Users and critics are upset with Path, the smartphone-based social network, after a developer discovered that Path was uploading users’ entire address books to its servers without explicit consent.
Singapore-based iOS developer Arun Thampi made the discovery while attempting to create a Path desktop companion app during a hackathon sponsored by his employer. "I noticed that my entire address book (including full names, e-mails and phone numbers) was being sent as a plist [property list] to Path," Thampi said in a blog post. "Now I don’t remember having given permission to Path to access my address book and send its contents to its servers, so I created a completely new “Path” and repeated the experiment and I got the same result -- my address book was in Path’s hands."
Path cofounder and chief executive Dave Morin responded in the comments of Thampi's blog post, admitting that yes, Path does indeed upload your entire address book to its servers. "We upload the address book to our servers in order to help the user find and connect to their friends and family on Path quickly and efficiently," Morin said. "As well as to notify them when friends and family join Path. Nothing more."
But others soon took Morin to task for uploading a user's address book without that person’s consent. Scotland-based iOS developer Matt Gemmell asked Morin why the company didn't obscure the data by uploading it as hashed data, and why Path didn't require users to opt-in before grabbing their contacts. A hash would turn plain text information, such as an e-mail address, into a shorter unique identifier such as a number or a set of letters. Morin said Path would consider using hashes instead of complete contact information.
Morin also said that not requiring users to opt-in was currently the "best industry practice," but noted that the next version of Path's iOS app would notify users about the upload. Path version 2.0.6 is expected to hit the App Store in the next few days. Morin did not say how version 2.0.6 would handle notifying users about uploading contact data. The Android version of Path allows you to choose to scan your contacts for new connections; however, in my tests it was never made clear that your contacts were leaving your phone.
Path was launched in late 2010 as an alternative to massive social networks such as Facebook. Path limits the number of people you can connect to 150 and is designed to be private by default. "Path should be private by default. Forever," the service's About page says. "You should always be in control of your information and experience."

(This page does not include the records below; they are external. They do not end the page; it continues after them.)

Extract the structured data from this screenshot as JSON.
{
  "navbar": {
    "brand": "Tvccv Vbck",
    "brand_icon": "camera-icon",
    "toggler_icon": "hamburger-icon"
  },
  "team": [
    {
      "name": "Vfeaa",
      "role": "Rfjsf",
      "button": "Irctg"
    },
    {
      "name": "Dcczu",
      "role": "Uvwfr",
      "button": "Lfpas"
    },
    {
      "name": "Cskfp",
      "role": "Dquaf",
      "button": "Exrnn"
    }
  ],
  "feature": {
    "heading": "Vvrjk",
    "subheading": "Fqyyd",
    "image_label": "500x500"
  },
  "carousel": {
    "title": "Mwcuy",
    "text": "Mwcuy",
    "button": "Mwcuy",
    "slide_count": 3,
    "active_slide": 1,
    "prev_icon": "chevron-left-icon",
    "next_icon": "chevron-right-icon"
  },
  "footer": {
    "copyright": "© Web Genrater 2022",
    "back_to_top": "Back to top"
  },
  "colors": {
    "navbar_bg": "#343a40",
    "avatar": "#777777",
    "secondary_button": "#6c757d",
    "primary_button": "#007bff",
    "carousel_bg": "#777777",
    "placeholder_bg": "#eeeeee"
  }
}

If you're a Path user and would like to have the service remove your data from its servers you can e-mail Path at email@example.com.